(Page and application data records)

---------------

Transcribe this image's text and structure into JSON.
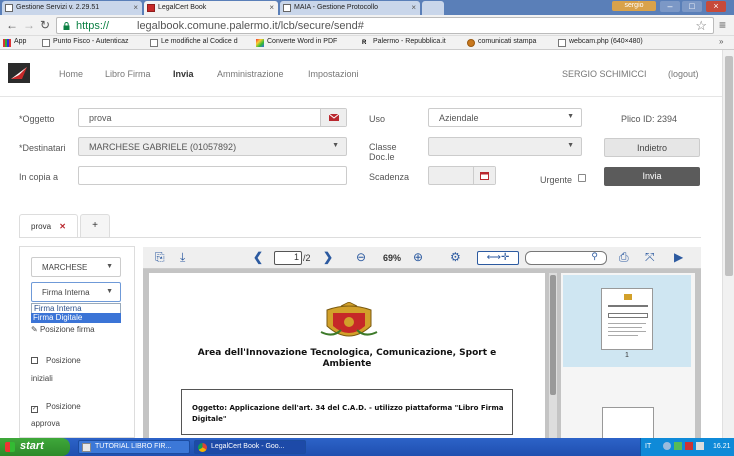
{
  "browser": {
    "tabs": [
      {
        "label": "Gestione Servizi v. 2.29.51",
        "active": false
      },
      {
        "label": "LegalCert Book",
        "active": true
      },
      {
        "label": "MAIA - Gestione Protocollo",
        "active": false
      }
    ],
    "user_chip": "sergio",
    "url_scheme": "https://",
    "url_rest": "legalbook.comune.palermo.it/lcb/secure/send#",
    "bookmarks": [
      "App",
      "Punto Fisco - Autenticaz",
      "Le modifiche al Codice d",
      "Converte Word in PDF",
      "Palermo - Repubblica.it",
      "comunicati stampa",
      "webcam.php (640×480)"
    ]
  },
  "nav": {
    "links": [
      "Home",
      "Libro Firma",
      "Invia",
      "Amministrazione",
      "Impostazioni"
    ],
    "active": "Invia",
    "user": "SERGIO SCHIMICCI",
    "logout": "(logout)"
  },
  "form": {
    "oggetto_label": "*Oggetto",
    "oggetto_value": "prova",
    "destinatari_label": "*Destinatari",
    "destinatari_value": "MARCHESE GABRIELE (01057892)",
    "in_copia_label": "In copia a",
    "uso_label": "Uso",
    "uso_value": "Aziendale",
    "classe_label": "Classe Doc.le",
    "scadenza_label": "Scadenza",
    "urgente_label": "Urgente",
    "plico_id": "Plico ID: 2394",
    "indietro_label": "Indietro",
    "invia_label": "Invia"
  },
  "doc_tabs": {
    "tab_label": "prova",
    "add_label": "+"
  },
  "signature_panel": {
    "signer": "MARCHESE",
    "firma_selected": "Firma Interna",
    "firma_options": [
      "Firma Interna",
      "Firma Digitale"
    ],
    "highlighted_option": "Firma Digitale",
    "posizione_firma": "Posizione firma",
    "posizione_iniziali_1": "Posizione",
    "posizione_iniziali_2": "iniziali",
    "posizione_approva_1": "Posizione",
    "posizione_approva_2": "approva"
  },
  "viewer": {
    "page_current": "1",
    "page_total": "/2",
    "zoom": "69%",
    "thumb_page": "1",
    "doc_heading": "Area dell'Innovazione Tecnologica, Comunicazione, Sport e Ambiente",
    "oggetto_label": "Oggetto:",
    "oggetto_text": "Applicazione dell'art. 34 del C.A.D. - utilizzo piattaforma \"Libro Firma Digitale\""
  },
  "taskbar": {
    "start": "start",
    "tasks": [
      {
        "label": "TUTORIAL LIBRO FIR...",
        "active": false
      },
      {
        "label": "LegalCert Book - Goo...",
        "active": true
      }
    ],
    "lang": "IT",
    "time": "16.21"
  },
  "colors": {
    "accent_red": "#b9272e",
    "invia_bg": "#5b5b5b",
    "brand_blue": "#2c5aa0"
  }
}
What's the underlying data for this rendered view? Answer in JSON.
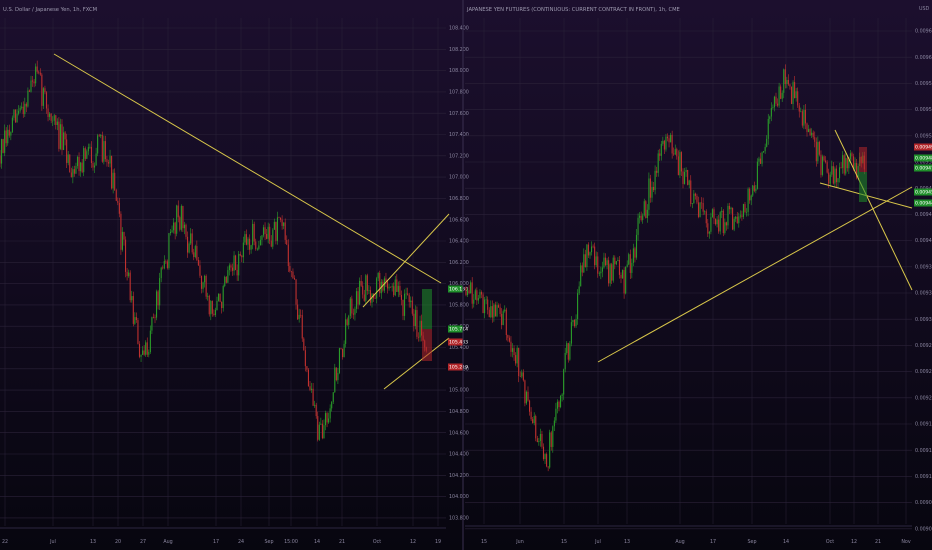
{
  "colors": {
    "up": "#2a9d2a",
    "down": "#c0312f",
    "trendline": "#d8c64a",
    "grid": "#2b2238",
    "green_tag": "#1f8f2a",
    "red_tag": "#b3262a"
  },
  "panels": [
    {
      "title": "U.S. Dollar / Japanese Yen, 1h, FXCM",
      "y_ticks": [
        "108.400",
        "108.200",
        "108.000",
        "107.800",
        "107.600",
        "107.400",
        "107.200",
        "107.000",
        "106.800",
        "106.600",
        "106.400",
        "106.200",
        "106.000",
        "105.800",
        "105.600",
        "105.400",
        "105.200",
        "105.000",
        "104.800",
        "104.600",
        "104.400",
        "104.200",
        "104.000",
        "103.800"
      ],
      "x_ticks": [
        "22",
        "Jul",
        "13",
        "20",
        "27",
        "Aug",
        "17",
        "24",
        "Sep",
        "15:00",
        "14",
        "21",
        "Oct",
        "12",
        "19"
      ],
      "price_tags": [
        {
          "label": "106.130",
          "color": "green_tag"
        },
        {
          "label": "105.714",
          "color": "green_tag"
        },
        {
          "label": "105.483",
          "color": "red_tag"
        },
        {
          "label": "105.219",
          "color": "red_tag"
        }
      ]
    },
    {
      "title": "JAPANESE YEN FUTURES (CONTINUOUS: CURRENT CONTRACT IN FRONT), 1h, CME",
      "unit": "USD",
      "y_ticks": [
        "0.0096565",
        "0.0096250",
        "0.0095940",
        "0.0095625",
        "0.0095315",
        "0.0095000",
        "0.0094690",
        "0.0094380",
        "0.0094065",
        "0.0093750",
        "0.0093440",
        "0.0093125",
        "0.0092815",
        "0.0092500",
        "0.0092190",
        "0.0091875",
        "0.0091565",
        "0.0091250",
        "0.0090940",
        "0.0090625"
      ],
      "x_ticks": [
        "15",
        "Jun",
        "15",
        "Jul",
        "13",
        "Aug",
        "17",
        "Sep",
        "14",
        "Oct",
        "12",
        "21",
        "Nov"
      ],
      "price_tags": [
        {
          "label": "0.0094918",
          "color": "red_tag"
        },
        {
          "label": "0.0094800",
          "color": "green_tag"
        },
        {
          "label": "0.0094720",
          "color": "green_tag"
        },
        {
          "label": "0.0094580",
          "color": "green_tag"
        },
        {
          "label": "0.0094480",
          "color": "green_tag"
        }
      ]
    }
  ],
  "chart_data": [
    {
      "type": "line",
      "title": "U.S. Dollar / Japanese Yen, 1h, FXCM",
      "x": [
        "22",
        "Jul",
        "13",
        "20",
        "27",
        "Aug",
        "17",
        "24",
        "Sep",
        "14",
        "21",
        "Oct",
        "12"
      ],
      "series": [
        {
          "values": [
            107.2,
            107.95,
            107.1,
            107.3,
            105.2,
            106.7,
            105.7,
            106.4,
            106.5,
            104.5,
            105.9,
            106.0,
            105.5
          ]
        }
      ],
      "ylim": [
        103.7,
        108.5
      ],
      "grid": true
    },
    {
      "type": "line",
      "title": "JAPANESE YEN FUTURES (CONTINUOUS: CURRENT CONTRACT IN FRONT), 1h, CME",
      "x": [
        "15",
        "Jun",
        "15",
        "Jul",
        "13",
        "Aug",
        "17",
        "Sep",
        "14",
        "Oct",
        "12"
      ],
      "series": [
        {
          "values": [
            0.00934,
            0.0093,
            0.00912,
            0.00938,
            0.00935,
            0.00953,
            0.00942,
            0.00943,
            0.0096,
            0.00948,
            0.00949
          ]
        }
      ],
      "ylim": [
        0.00905,
        0.00967
      ],
      "grid": true
    }
  ]
}
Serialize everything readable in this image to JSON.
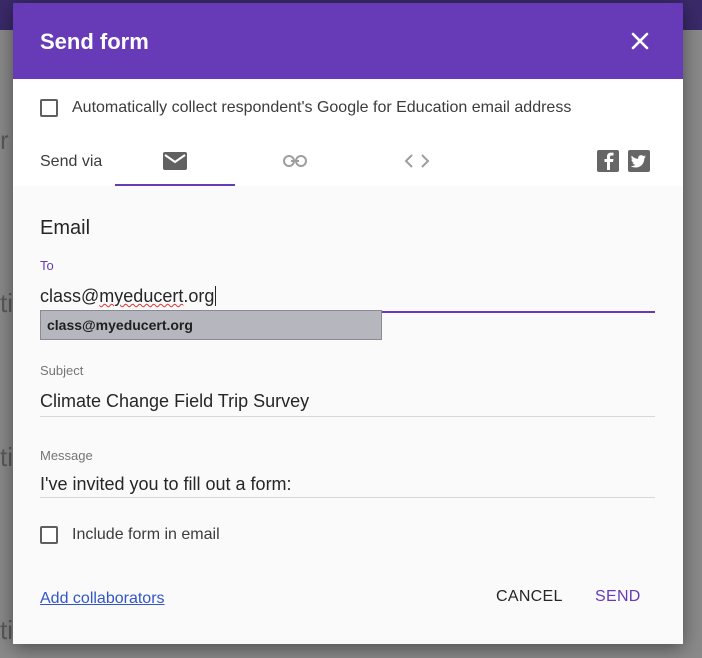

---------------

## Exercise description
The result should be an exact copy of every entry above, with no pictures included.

## Written solution
Transcribe this image's text and structure into JSON.
{
  "browser": {
    "tabs": [
      {
        "label": "Gestione Servizi v. 2.29.51",
        "active": false
      },
      {
        "label": "LegalCert Book",
        "active": true
      },
      {
        "label": "MAIA - Gestione Protocollo",
        "active": false
      }
    ],
    "user_chip": "sergio",
    "url_scheme": "https://",
    "url_rest": "legalbook.comune.palermo.it/lcb/secure/send#",
    "bookmarks": [
      "App",
      "Punto Fisco - Autenticaz",
      "Le modifiche al Codice d",
      "Converte Word in PDF",
      "Palermo - Repubblica.it",
      "comunicati stampa",
      "webcam.php (640×480)"
    ]
  },
  "nav": {
    "links": [
      "Home",
      "Libro Firma",
      "Invia",
      "Amministrazione",
      "Impostazioni"
    ],
    "active": "Invia",
    "user": "SERGIO SCHIMICCI",
    "logout": "(logout)"
  },
  "form": {
    "oggetto_label": "*Oggetto",
    "oggetto_value": "prova",
    "destinatari_label": "*Destinatari",
    "destinatari_value": "MARCHESE GABRIELE (01057892)",
    "in_copia_label": "In copia a",
    "uso_label": "Uso",
    "uso_value": "Aziendale",
    "classe_label": "Classe Doc.le",
    "scadenza_label": "Scadenza",
    "urgente_label": "Urgente",
    "plico_id": "Plico ID: 2394",
    "indietro_label": "Indietro",
    "invia_label": "Invia"
  },
  "doc_tabs": {
    "tab_label": "prova",
    "add_label": "+"
  },
  "signature_panel": {
    "signer": "MARCHESE",
    "firma_selected": "Firma Interna",
    "firma_options": [
      "Firma Interna",
      "Firma Digitale"
    ],
    "highlighted_option": "Firma Digitale",
    "posizione_firma": "Posizione firma",
    "posizione_iniziali_1": "Posizione",
    "posizione_iniziali_2": "iniziali",
    "posizione_approva_1": "Posizione",
    "posizione_approva_2": "approva"
  },
  "viewer": {
    "page_current": "1",
    "page_total": "/2",
    "zoom": "69%",
    "thumb_page": "1",
    "doc_heading": "Area dell'Innovazione Tecnologica, Comunicazione, Sport e Ambiente",
    "oggetto_label": "Oggetto:",
    "oggetto_text": "Applicazione dell'art. 34 del C.A.D. - utilizzo piattaforma \"Libro Firma Digitale\""
  },
  "taskbar": {
    "start": "start",
    "tasks": [
      {
        "label": "TUTORIAL LIBRO FIR...",
        "active": false
      },
      {
        "label": "LegalCert Book - Goo...",
        "active": true
      }
    ],
    "lang": "IT",
    "time": "16.21"
  },
  "colors": {
    "accent_red": "#b9272e",
    "invia_bg": "#5b5b5b",
    "brand_blue": "#2c5aa0"
  }
}
What's the underlying data for this rendered view? Answer in JSON.
{
  "colors": {
    "up": "#2a9d2a",
    "down": "#c0312f",
    "trendline": "#d8c64a",
    "grid": "#2b2238",
    "green_tag": "#1f8f2a",
    "red_tag": "#b3262a"
  },
  "panels": [
    {
      "title": "U.S. Dollar / Japanese Yen, 1h, FXCM",
      "y_ticks": [
        "108.400",
        "108.200",
        "108.000",
        "107.800",
        "107.600",
        "107.400",
        "107.200",
        "107.000",
        "106.800",
        "106.600",
        "106.400",
        "106.200",
        "106.000",
        "105.800",
        "105.600",
        "105.400",
        "105.200",
        "105.000",
        "104.800",
        "104.600",
        "104.400",
        "104.200",
        "104.000",
        "103.800"
      ],
      "x_ticks": [
        "22",
        "Jul",
        "13",
        "20",
        "27",
        "Aug",
        "17",
        "24",
        "Sep",
        "15:00",
        "14",
        "21",
        "Oct",
        "12",
        "19"
      ],
      "price_tags": [
        {
          "label": "106.130",
          "color": "green_tag"
        },
        {
          "label": "105.714",
          "color": "green_tag"
        },
        {
          "label": "105.483",
          "color": "red_tag"
        },
        {
          "label": "105.219",
          "color": "red_tag"
        }
      ]
    },
    {
      "title": "JAPANESE YEN FUTURES (CONTINUOUS: CURRENT CONTRACT IN FRONT), 1h, CME",
      "unit": "USD",
      "y_ticks": [
        "0.0096565",
        "0.0096250",
        "0.0095940",
        "0.0095625",
        "0.0095315",
        "0.0095000",
        "0.0094690",
        "0.0094380",
        "0.0094065",
        "0.0093750",
        "0.0093440",
        "0.0093125",
        "0.0092815",
        "0.0092500",
        "0.0092190",
        "0.0091875",
        "0.0091565",
        "0.0091250",
        "0.0090940",
        "0.0090625"
      ],
      "x_ticks": [
        "15",
        "Jun",
        "15",
        "Jul",
        "13",
        "Aug",
        "17",
        "Sep",
        "14",
        "Oct",
        "12",
        "21",
        "Nov"
      ],
      "price_tags": [
        {
          "label": "0.0094918",
          "color": "red_tag"
        },
        {
          "label": "0.0094800",
          "color": "green_tag"
        },
        {
          "label": "0.0094720",
          "color": "green_tag"
        },
        {
          "label": "0.0094580",
          "color": "green_tag"
        },
        {
          "label": "0.0094480",
          "color": "green_tag"
        }
      ]
    }
  ],
  "chart_data": [
    {
      "type": "line",
      "title": "U.S. Dollar / Japanese Yen, 1h, FXCM",
      "x": [
        "22",
        "Jul",
        "13",
        "20",
        "27",
        "Aug",
        "17",
        "24",
        "Sep",
        "14",
        "21",
        "Oct",
        "12"
      ],
      "series": [
        {
          "values": [
            107.2,
            107.95,
            107.1,
            107.3,
            105.2,
            106.7,
            105.7,
            106.4,
            106.5,
            104.5,
            105.9,
            106.0,
            105.5
          ]
        }
      ],
      "ylim": [
        103.7,
        108.5
      ],
      "grid": true
    },
    {
      "type": "line",
      "title": "JAPANESE YEN FUTURES (CONTINUOUS: CURRENT CONTRACT IN FRONT), 1h, CME",
      "x": [
        "15",
        "Jun",
        "15",
        "Jul",
        "13",
        "Aug",
        "17",
        "Sep",
        "14",
        "Oct",
        "12"
      ],
      "series": [
        {
          "values": [
            0.00934,
            0.0093,
            0.00912,
            0.00938,
            0.00935,
            0.00953,
            0.00942,
            0.00943,
            0.0096,
            0.00948,
            0.00949
          ]
        }
      ],
      "ylim": [
        0.00905,
        0.00967
      ],
      "grid": true
    }
  ]
}
Serialize everything readable in this image to JSON.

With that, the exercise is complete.